The problem: All lines of the entries with "sort" in them must be listed.

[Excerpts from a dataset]
- - -

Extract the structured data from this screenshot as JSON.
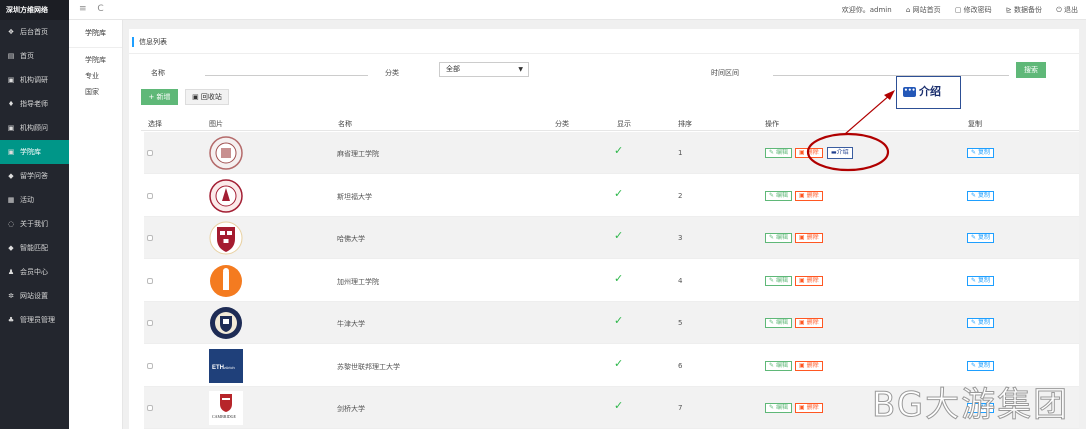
{
  "sidebar": {
    "brand": "深圳方维网络",
    "items": [
      {
        "icon": "home-icon",
        "glyph": "❖",
        "label": "后台首页"
      },
      {
        "icon": "page-icon",
        "glyph": "▤",
        "label": "首页"
      },
      {
        "icon": "briefcase-icon",
        "glyph": "▣",
        "label": "机构调研"
      },
      {
        "icon": "pin-icon",
        "glyph": "♦",
        "label": "指导老师"
      },
      {
        "icon": "lock-icon",
        "glyph": "▣",
        "label": "机构顾问"
      },
      {
        "icon": "folder-icon",
        "glyph": "▣",
        "label": "学院库",
        "active": true
      },
      {
        "icon": "tag-icon",
        "glyph": "◆",
        "label": "留学问答"
      },
      {
        "icon": "calendar-icon",
        "glyph": "▦",
        "label": "活动"
      },
      {
        "icon": "chat-icon",
        "glyph": "◌",
        "label": "关于我们"
      },
      {
        "icon": "tag-icon",
        "glyph": "◆",
        "label": "智能匹配"
      },
      {
        "icon": "user-icon",
        "glyph": "♟",
        "label": "会员中心"
      },
      {
        "icon": "gear-icon",
        "glyph": "✲",
        "label": "网站设置"
      },
      {
        "icon": "users-icon",
        "glyph": "♣",
        "label": "管理员管理"
      }
    ]
  },
  "topbar": {
    "tools": [
      "≡",
      "C"
    ],
    "welcome": "欢迎你。admin",
    "links": [
      "网站首页",
      "修改密码",
      "数据备份",
      "退出"
    ]
  },
  "submenu": {
    "title": "学院库",
    "items": [
      "学院库",
      "专业",
      "国家"
    ]
  },
  "panel": {
    "title": "信息列表",
    "filters": {
      "name_label": "名称",
      "category_label": "分类",
      "category_value": "全部",
      "time_label": "时间区间",
      "search_label": "搜索"
    },
    "add_label": "+ 新增",
    "recycle_label": "回收站",
    "columns": [
      "选择",
      "图片",
      "名称",
      "分类",
      "显示",
      "排序",
      "操作",
      "复制"
    ],
    "edit_label": "编辑",
    "delete_label": "删除",
    "copy_label": "复制",
    "intro_label": "介绍",
    "rows": [
      {
        "name": "麻省理工学院",
        "sort": "1",
        "logo": "mit-seal"
      },
      {
        "name": "斯坦福大学",
        "sort": "2",
        "logo": "stanford-seal"
      },
      {
        "name": "哈佛大学",
        "sort": "3",
        "logo": "harvard-seal"
      },
      {
        "name": "加州理工学院",
        "sort": "4",
        "logo": "caltech-seal"
      },
      {
        "name": "牛津大学",
        "sort": "5",
        "logo": "oxford-seal"
      },
      {
        "name": "苏黎世联邦理工大学",
        "sort": "6",
        "logo": "eth-logo"
      },
      {
        "name": "剑桥大学",
        "sort": "7",
        "logo": "cambridge-logo"
      }
    ]
  },
  "callout": {
    "label": "介绍"
  },
  "watermark": "BG大游集团",
  "colors": {
    "sidebar": "#23262e",
    "active": "#009688",
    "green": "#5fb878",
    "red": "#ff5722",
    "blue": "#1e9fff",
    "annotation": "#b00000"
  }
}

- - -

Response for this exercise:
        "sort": "1",
        "sort": "2",
        "sort": "3",
        "sort": "4",
        "sort": "5",
        "sort": "6",
        "sort": "7",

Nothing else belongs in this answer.